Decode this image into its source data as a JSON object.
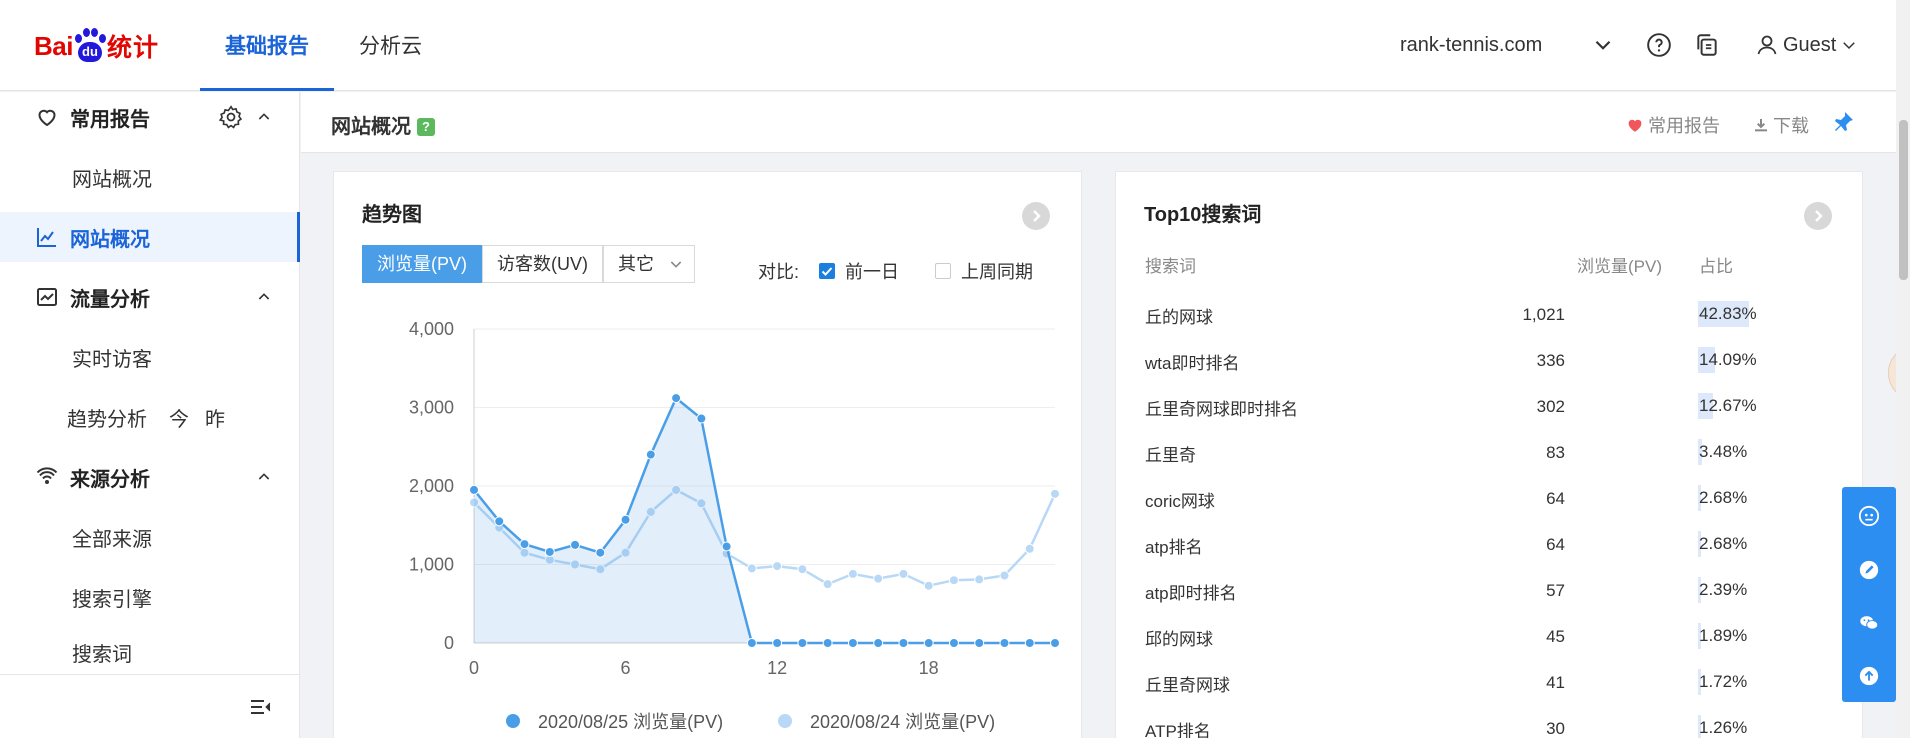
{
  "header": {
    "logo_bai": "Bai",
    "logo_du": "du",
    "logo_tongji": "统计",
    "tabs": [
      {
        "label": "基础报告",
        "active": true
      },
      {
        "label": "分析云",
        "active": false
      }
    ],
    "domain": "rank-tennis.com",
    "user": "Guest"
  },
  "sidebar": {
    "items": [
      {
        "label": "常用报告",
        "kind": "group"
      },
      {
        "label": "网站概况",
        "kind": "sub"
      },
      {
        "label": "网站概况",
        "kind": "active"
      },
      {
        "label": "流量分析",
        "kind": "group"
      },
      {
        "label": "实时访客",
        "kind": "sub"
      },
      {
        "label": "趋势分析",
        "kind": "sub",
        "extra1": "今",
        "extra2": "昨"
      },
      {
        "label": "来源分析",
        "kind": "group"
      },
      {
        "label": "全部来源",
        "kind": "sub"
      },
      {
        "label": "搜索引擎",
        "kind": "sub"
      },
      {
        "label": "搜索词",
        "kind": "sub"
      }
    ]
  },
  "pagebar": {
    "title": "网站概况",
    "help": "?",
    "fav": "常用报告",
    "download": "下载"
  },
  "trend": {
    "title": "趋势图",
    "metrics": [
      "浏览量(PV)",
      "访客数(UV)",
      "其它"
    ],
    "compare_label": "对比:",
    "compare_options": [
      {
        "label": "前一日",
        "checked": true
      },
      {
        "label": "上周同期",
        "checked": false
      }
    ]
  },
  "chart_data": {
    "type": "line",
    "x": [
      0,
      1,
      2,
      3,
      4,
      5,
      6,
      7,
      8,
      9,
      10,
      11,
      12,
      13,
      14,
      15,
      16,
      17,
      18,
      19,
      20,
      21,
      22,
      23
    ],
    "xticks": [
      "0",
      "6",
      "12",
      "18"
    ],
    "yticks": [
      "0",
      "1,000",
      "2,000",
      "3,000",
      "4,000"
    ],
    "ylim": [
      0,
      4000
    ],
    "grid": true,
    "legend_position": "bottom",
    "series": [
      {
        "name": "2020/08/25 浏览量(PV)",
        "color": "#4a9ee8",
        "area": true,
        "values": [
          1950,
          1550,
          1260,
          1160,
          1250,
          1150,
          1570,
          2400,
          3120,
          2860,
          1230,
          0,
          0,
          0,
          0,
          0,
          0,
          0,
          0,
          0,
          0,
          0,
          0,
          0
        ]
      },
      {
        "name": "2020/08/24 浏览量(PV)",
        "color": "#b8d8f6",
        "area": false,
        "values": [
          1790,
          1470,
          1150,
          1060,
          1000,
          940,
          1150,
          1670,
          1950,
          1780,
          1140,
          950,
          980,
          940,
          750,
          880,
          820,
          880,
          730,
          800,
          810,
          860,
          1200,
          1900
        ]
      }
    ]
  },
  "keywords": {
    "title": "Top10搜索词",
    "headers": [
      "搜索词",
      "浏览量(PV)",
      "占比"
    ],
    "rows": [
      {
        "word": "丘的网球",
        "pv": "1,021",
        "pct": "42.83%",
        "ratio": 0.4283
      },
      {
        "word": "wta即时排名",
        "pv": "336",
        "pct": "14.09%",
        "ratio": 0.1409
      },
      {
        "word": "丘里奇网球即时排名",
        "pv": "302",
        "pct": "12.67%",
        "ratio": 0.1267
      },
      {
        "word": "丘里奇",
        "pv": "83",
        "pct": "3.48%",
        "ratio": 0.0348
      },
      {
        "word": "coric网球",
        "pv": "64",
        "pct": "2.68%",
        "ratio": 0.0268
      },
      {
        "word": "atp排名",
        "pv": "64",
        "pct": "2.68%",
        "ratio": 0.0268
      },
      {
        "word": "atp即时排名",
        "pv": "57",
        "pct": "2.39%",
        "ratio": 0.0239
      },
      {
        "word": "邱的网球",
        "pv": "45",
        "pct": "1.89%",
        "ratio": 0.0189
      },
      {
        "word": "丘里奇网球",
        "pv": "41",
        "pct": "1.72%",
        "ratio": 0.0172
      },
      {
        "word": "ATP排名",
        "pv": "30",
        "pct": "1.26%",
        "ratio": 0.0126
      }
    ]
  }
}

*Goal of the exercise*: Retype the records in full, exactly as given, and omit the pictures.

*Solution to this exercise*:
Decode this image into its source data as a JSON object.
{
  "header": {
    "logo_bai": "Bai",
    "logo_du": "du",
    "logo_tongji": "统计",
    "tabs": [
      {
        "label": "基础报告",
        "active": true
      },
      {
        "label": "分析云",
        "active": false
      }
    ],
    "domain": "rank-tennis.com",
    "user": "Guest"
  },
  "sidebar": {
    "items": [
      {
        "label": "常用报告",
        "kind": "group"
      },
      {
        "label": "网站概况",
        "kind": "sub"
      },
      {
        "label": "网站概况",
        "kind": "active"
      },
      {
        "label": "流量分析",
        "kind": "group"
      },
      {
        "label": "实时访客",
        "kind": "sub"
      },
      {
        "label": "趋势分析",
        "kind": "sub",
        "extra1": "今",
        "extra2": "昨"
      },
      {
        "label": "来源分析",
        "kind": "group"
      },
      {
        "label": "全部来源",
        "kind": "sub"
      },
      {
        "label": "搜索引擎",
        "kind": "sub"
      },
      {
        "label": "搜索词",
        "kind": "sub"
      }
    ]
  },
  "pagebar": {
    "title": "网站概况",
    "help": "?",
    "fav": "常用报告",
    "download": "下载"
  },
  "trend": {
    "title": "趋势图",
    "metrics": [
      "浏览量(PV)",
      "访客数(UV)",
      "其它"
    ],
    "compare_label": "对比:",
    "compare_options": [
      {
        "label": "前一日",
        "checked": true
      },
      {
        "label": "上周同期",
        "checked": false
      }
    ]
  },
  "chart_data": {
    "type": "line",
    "x": [
      0,
      1,
      2,
      3,
      4,
      5,
      6,
      7,
      8,
      9,
      10,
      11,
      12,
      13,
      14,
      15,
      16,
      17,
      18,
      19,
      20,
      21,
      22,
      23
    ],
    "xticks": [
      "0",
      "6",
      "12",
      "18"
    ],
    "yticks": [
      "0",
      "1,000",
      "2,000",
      "3,000",
      "4,000"
    ],
    "ylim": [
      0,
      4000
    ],
    "grid": true,
    "legend_position": "bottom",
    "series": [
      {
        "name": "2020/08/25 浏览量(PV)",
        "color": "#4a9ee8",
        "area": true,
        "values": [
          1950,
          1550,
          1260,
          1160,
          1250,
          1150,
          1570,
          2400,
          3120,
          2860,
          1230,
          0,
          0,
          0,
          0,
          0,
          0,
          0,
          0,
          0,
          0,
          0,
          0,
          0
        ]
      },
      {
        "name": "2020/08/24 浏览量(PV)",
        "color": "#b8d8f6",
        "area": false,
        "values": [
          1790,
          1470,
          1150,
          1060,
          1000,
          940,
          1150,
          1670,
          1950,
          1780,
          1140,
          950,
          980,
          940,
          750,
          880,
          820,
          880,
          730,
          800,
          810,
          860,
          1200,
          1900
        ]
      }
    ]
  },
  "keywords": {
    "title": "Top10搜索词",
    "headers": [
      "搜索词",
      "浏览量(PV)",
      "占比"
    ],
    "rows": [
      {
        "word": "丘的网球",
        "pv": "1,021",
        "pct": "42.83%",
        "ratio": 0.4283
      },
      {
        "word": "wta即时排名",
        "pv": "336",
        "pct": "14.09%",
        "ratio": 0.1409
      },
      {
        "word": "丘里奇网球即时排名",
        "pv": "302",
        "pct": "12.67%",
        "ratio": 0.1267
      },
      {
        "word": "丘里奇",
        "pv": "83",
        "pct": "3.48%",
        "ratio": 0.0348
      },
      {
        "word": "coric网球",
        "pv": "64",
        "pct": "2.68%",
        "ratio": 0.0268
      },
      {
        "word": "atp排名",
        "pv": "64",
        "pct": "2.68%",
        "ratio": 0.0268
      },
      {
        "word": "atp即时排名",
        "pv": "57",
        "pct": "2.39%",
        "ratio": 0.0239
      },
      {
        "word": "邱的网球",
        "pv": "45",
        "pct": "1.89%",
        "ratio": 0.0189
      },
      {
        "word": "丘里奇网球",
        "pv": "41",
        "pct": "1.72%",
        "ratio": 0.0172
      },
      {
        "word": "ATP排名",
        "pv": "30",
        "pct": "1.26%",
        "ratio": 0.0126
      }
    ]
  }
}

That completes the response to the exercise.